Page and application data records
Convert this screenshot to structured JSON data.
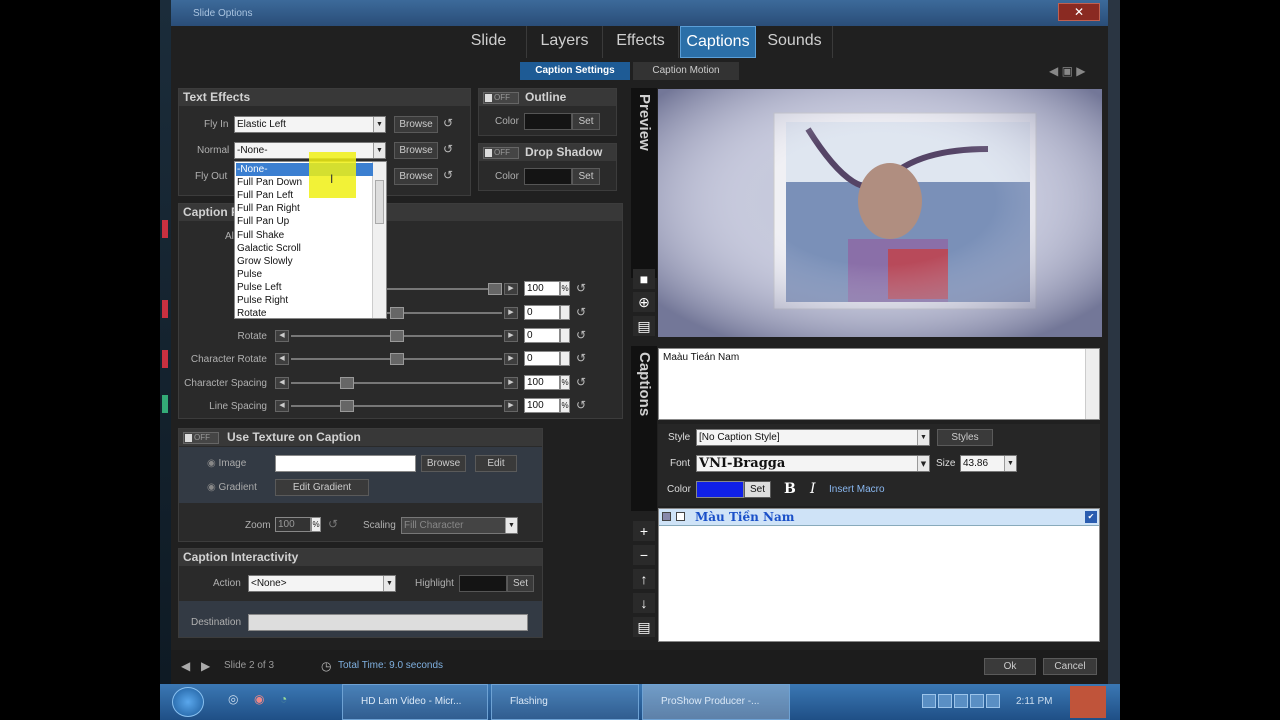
{
  "window": {
    "title": "Slide Options",
    "close": "✕"
  },
  "tabs": [
    "Slide",
    "Layers",
    "Effects",
    "Captions",
    "Sounds"
  ],
  "subtabs": {
    "settings": "Caption Settings",
    "motion": "Caption Motion"
  },
  "text_effects": {
    "title": "Text Effects",
    "fly_in_label": "Fly In",
    "fly_in_value": "Elastic Left",
    "normal_label": "Normal",
    "normal_value": "-None-",
    "fly_out_label": "Fly Out",
    "browse": "Browse"
  },
  "dropdown_items": [
    "-None-",
    "Full Pan Down",
    "Full Pan Left",
    "Full Pan Right",
    "Full Pan Up",
    "Full Shake",
    "Galactic Scroll",
    "Grow Slowly",
    "Pulse",
    "Pulse Left",
    "Pulse Right",
    "Rotate"
  ],
  "outline": {
    "toggle": "OFF",
    "title": "Outline",
    "color_label": "Color",
    "set": "Set"
  },
  "drop_shadow": {
    "toggle": "OFF",
    "title": "Drop Shadow",
    "color_label": "Color",
    "set": "Set"
  },
  "caption_panel": {
    "title_part": "Caption P",
    "al": "Al"
  },
  "sliders": [
    {
      "label": "",
      "value": "100",
      "unit": "%",
      "level": 1.0
    },
    {
      "label": "",
      "value": "0",
      "unit": "",
      "level": 0.5
    },
    {
      "label": "Rotate",
      "value": "0",
      "unit": "",
      "level": 0.5
    },
    {
      "label": "Character Rotate",
      "value": "0",
      "unit": "",
      "level": 0.5
    },
    {
      "label": "Character Spacing",
      "value": "100",
      "unit": "%",
      "level": 0.25
    },
    {
      "label": "Line Spacing",
      "value": "100",
      "unit": "%",
      "level": 0.25
    }
  ],
  "texture": {
    "toggle": "OFF",
    "title": "Use Texture on Caption",
    "image_label": "Image",
    "gradient_label": "Gradient",
    "browse": "Browse",
    "edit": "Edit",
    "edit_gradient": "Edit Gradient",
    "zoom_label": "Zoom",
    "zoom_value": "100",
    "zoom_unit": "%",
    "scaling_label": "Scaling",
    "scaling_value": "Fill Character"
  },
  "interactivity": {
    "title": "Caption Interactivity",
    "action_label": "Action",
    "action_value": "<None>",
    "highlight_label": "Highlight",
    "set": "Set",
    "destination_label": "Destination"
  },
  "preview_label": "Preview",
  "captions_label": "Captions",
  "caption_text": "Maàu Tieán Nam",
  "caption_settings": {
    "style_label": "Style",
    "style_value": "[No Caption Style]",
    "styles_btn": "Styles",
    "font_label": "Font",
    "font_value": "VNI-Bragga",
    "size_label": "Size",
    "size_value": "43.86",
    "color_label": "Color",
    "set": "Set",
    "bold": "B",
    "italic": "I",
    "insert_macro": "Insert Macro",
    "color_value": "#1020e8"
  },
  "caption_list_item": "Màu Tiền Nam",
  "footer": {
    "slide_info": "Slide 2 of 3",
    "total_time": "Total Time: 9.0 seconds",
    "ok": "Ok",
    "cancel": "Cancel"
  },
  "taskbar": {
    "items": [
      "HD Lam Video - Micr...",
      "Flashing",
      "ProShow Producer -..."
    ],
    "clock": "2:11 PM"
  }
}
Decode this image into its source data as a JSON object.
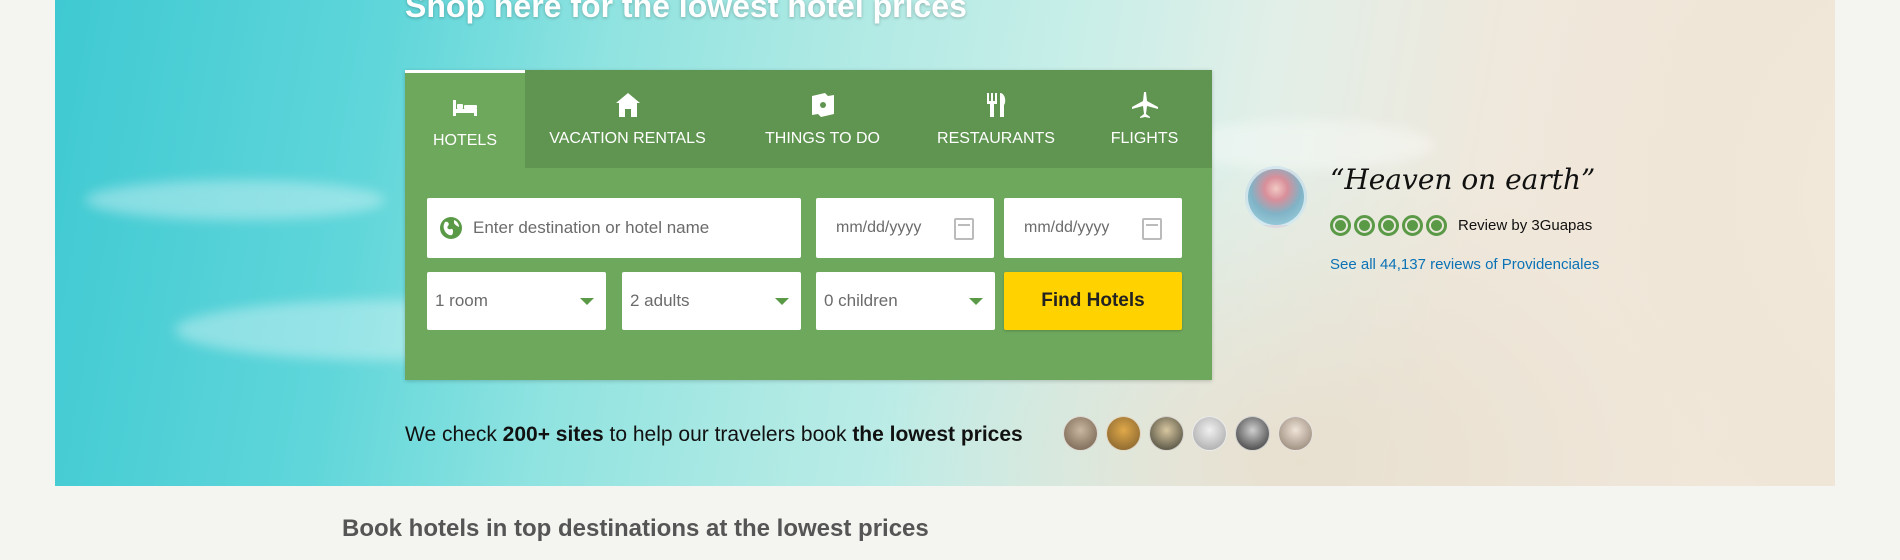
{
  "hero": {
    "headline": "Shop here for the lowest hotel prices"
  },
  "tabs": [
    {
      "label": "HOTELS",
      "icon": "bed-icon",
      "active": true
    },
    {
      "label": "VACATION RENTALS",
      "icon": "house-icon",
      "active": false
    },
    {
      "label": "THINGS TO DO",
      "icon": "ticket-icon",
      "active": false
    },
    {
      "label": "RESTAURANTS",
      "icon": "fork-knife-icon",
      "active": false
    },
    {
      "label": "FLIGHTS",
      "icon": "plane-icon",
      "active": false
    }
  ],
  "search": {
    "destination_placeholder": "Enter destination or hotel name",
    "checkin_placeholder": "mm/dd/yyyy",
    "checkout_placeholder": "mm/dd/yyyy",
    "rooms": "1 room",
    "adults": "2 adults",
    "children": "0 children",
    "button_label": "Find Hotels"
  },
  "tagline": {
    "prefix": "We check ",
    "sites": "200+ sites",
    "middle": " to help our travelers book ",
    "emphasis": "the lowest prices"
  },
  "review": {
    "quote": "“Heaven on earth”",
    "rating": 5,
    "byline": "Review by 3Guapas",
    "link": "See all 44,137 reviews of Providenciales"
  },
  "section": {
    "title": "Book hotels in top destinations at the lowest prices"
  },
  "colors": {
    "panel": "#6ea85c",
    "tabbar": "#5f9550",
    "button": "#ffd200",
    "link": "#0b72b5",
    "bubble": "#5a9a47"
  }
}
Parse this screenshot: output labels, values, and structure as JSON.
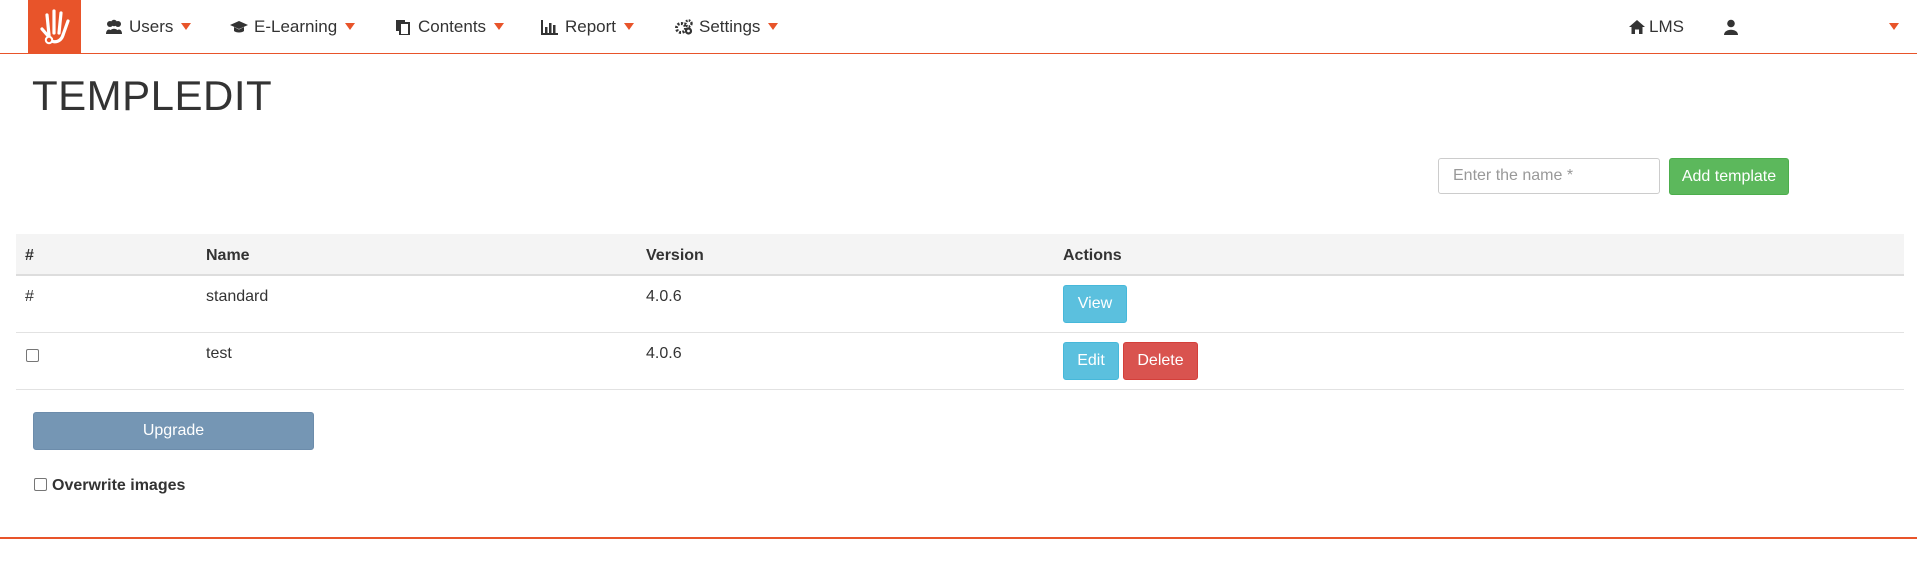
{
  "nav": {
    "items": [
      {
        "label": "Users",
        "icon": "users-icon"
      },
      {
        "label": "E-Learning",
        "icon": "graduation-cap-icon"
      },
      {
        "label": "Contents",
        "icon": "files-icon"
      },
      {
        "label": "Report",
        "icon": "bar-chart-icon"
      },
      {
        "label": "Settings",
        "icon": "gears-icon"
      }
    ],
    "lms_label": "LMS"
  },
  "page": {
    "title": "TEMPLEDIT"
  },
  "add_form": {
    "placeholder": "Enter the name *",
    "value": "",
    "add_label": "Add template"
  },
  "table": {
    "headers": [
      "#",
      "Name",
      "Version",
      "Actions"
    ],
    "rows": [
      {
        "marker": "#",
        "name": "standard",
        "version": "4.0.6",
        "actions": [
          "View"
        ]
      },
      {
        "marker": "",
        "name": "test",
        "version": "4.0.6",
        "actions": [
          "Edit",
          "Delete"
        ]
      }
    ]
  },
  "upgrade_label": "Upgrade",
  "overwrite_label": "Overwrite images",
  "colors": {
    "accent": "#e8542a",
    "success": "#5cb85c",
    "info": "#5bc0de",
    "danger": "#d9534f",
    "upgrade": "#7596b4"
  }
}
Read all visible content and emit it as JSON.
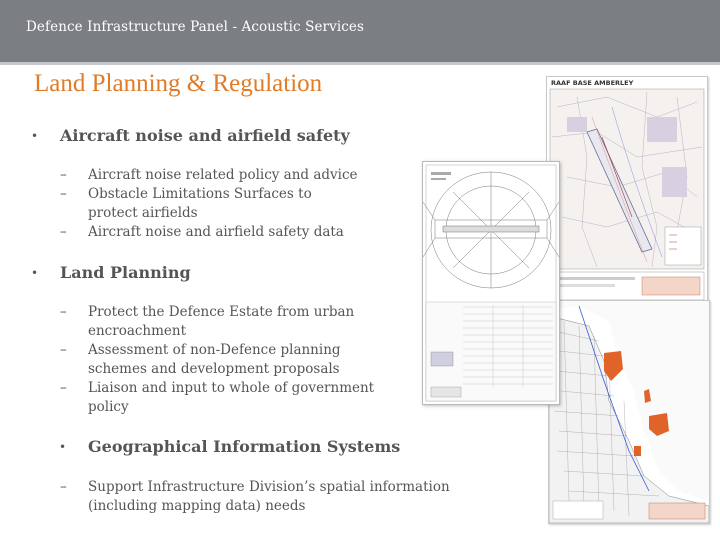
{
  "header": {
    "title": "Defence Infrastructure Panel - Acoustic Services"
  },
  "slide": {
    "title": "Land Planning & Regulation"
  },
  "sections": [
    {
      "heading": "Aircraft noise and airfield safety",
      "items": [
        "Aircraft noise related policy and advice",
        "Obstacle Limitations Surfaces to protect airfields",
        "Aircraft noise and airfield safety data"
      ]
    },
    {
      "heading": "Land Planning",
      "items": [
        "Protect the Defence Estate from urban encroachment",
        "Assessment of non-Defence planning schemes and development proposals",
        "Liaison and input to whole of government policy"
      ]
    },
    {
      "heading": "Geographical Information Systems",
      "items": [
        "Support Infrastructure Division’s spatial information (including mapping data) needs"
      ]
    }
  ],
  "images": {
    "top_map_title": "RAAF BASE AMBERLEY"
  },
  "colors": {
    "header_bg": "#7b7f84",
    "title_accent": "#e07b27",
    "body_text": "#555555"
  }
}
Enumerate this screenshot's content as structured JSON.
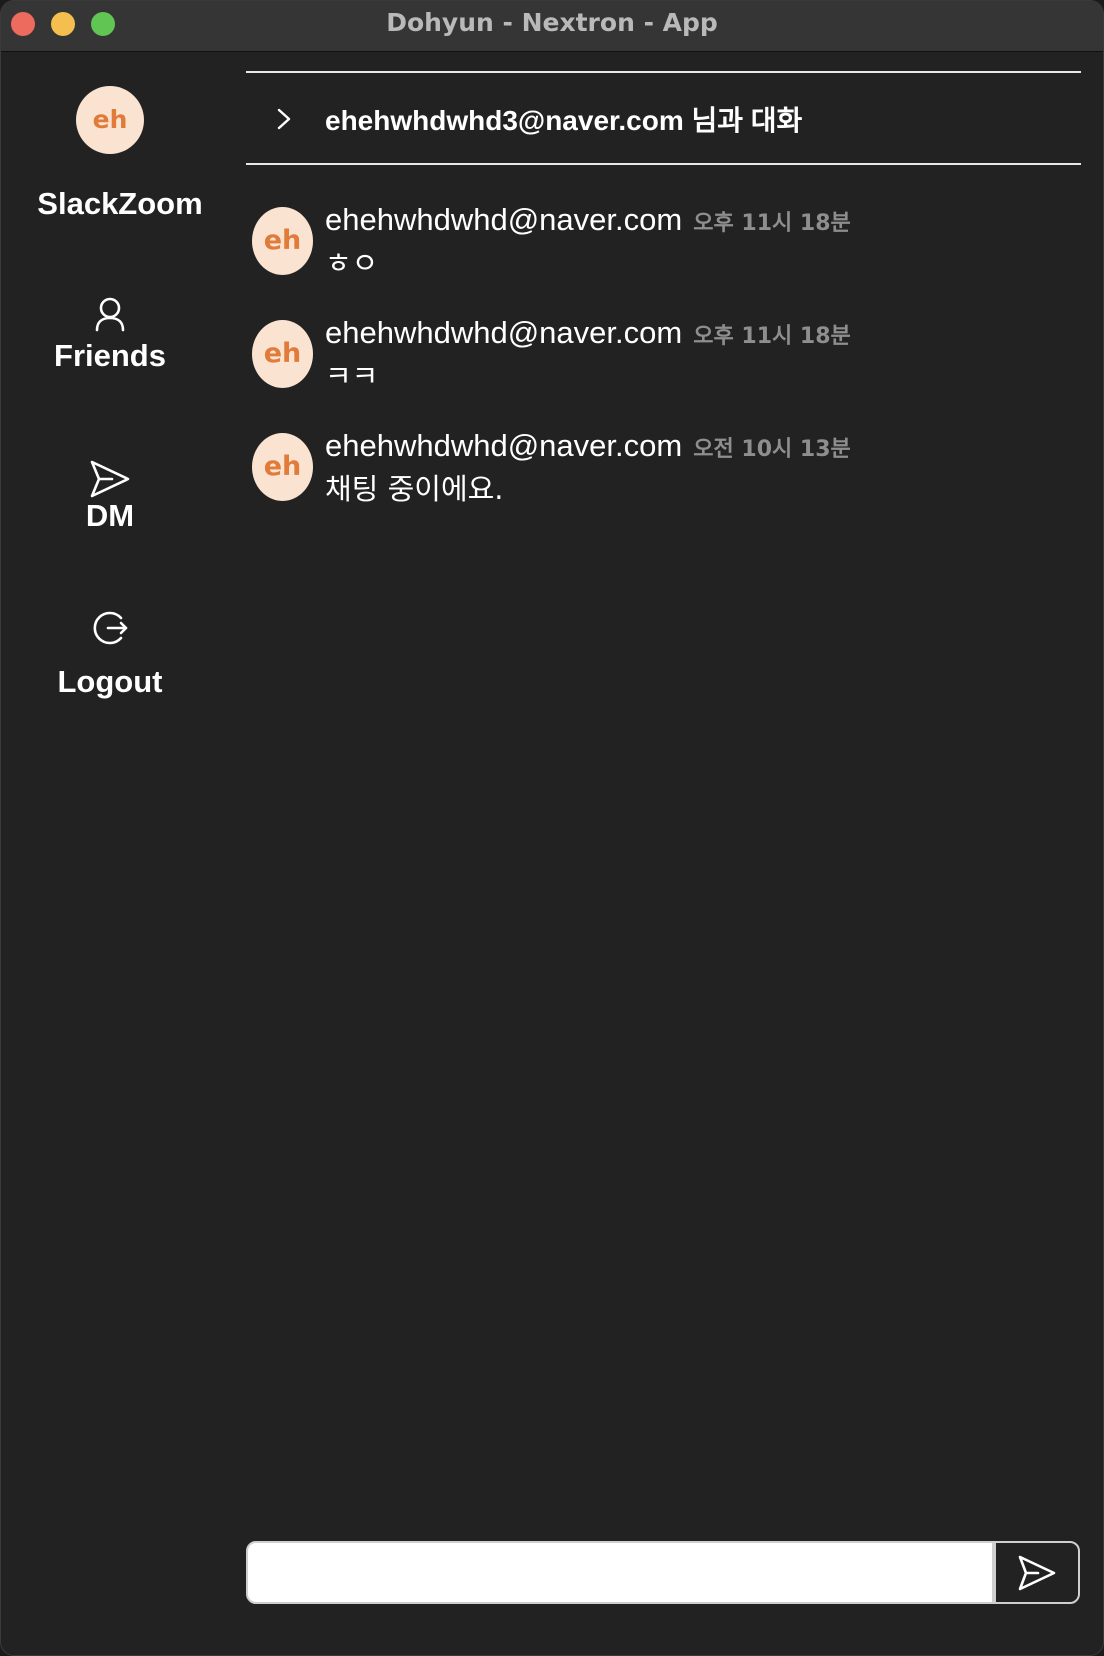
{
  "window": {
    "title": "Dohyun - Nextron - App"
  },
  "sidebar": {
    "avatar_initials": "eh",
    "brand": "SlackZoom",
    "items": [
      {
        "label": "Friends",
        "icon": "user-icon"
      },
      {
        "label": "DM",
        "icon": "send-icon"
      },
      {
        "label": "Logout",
        "icon": "logout-icon"
      }
    ]
  },
  "chat": {
    "header_title": "ehehwhdwhd3@naver.com 님과 대화",
    "messages": [
      {
        "avatar": "eh",
        "sender": "ehehwhdwhd@naver.com",
        "time": "오후 11시 18분",
        "text": "ㅎㅇ"
      },
      {
        "avatar": "eh",
        "sender": "ehehwhdwhd@naver.com",
        "time": "오후 11시 18분",
        "text": "ㅋㅋ"
      },
      {
        "avatar": "eh",
        "sender": "ehehwhdwhd@naver.com",
        "time": "오전 10시 13분",
        "text": "채팅 중이에요."
      }
    ],
    "input_value": ""
  },
  "colors": {
    "background": "#222222",
    "avatar_bg": "#fae3d1",
    "avatar_text": "#e07b39",
    "time_text": "#8e8e8e"
  }
}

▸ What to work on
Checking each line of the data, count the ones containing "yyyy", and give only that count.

▸ Completed exercise
2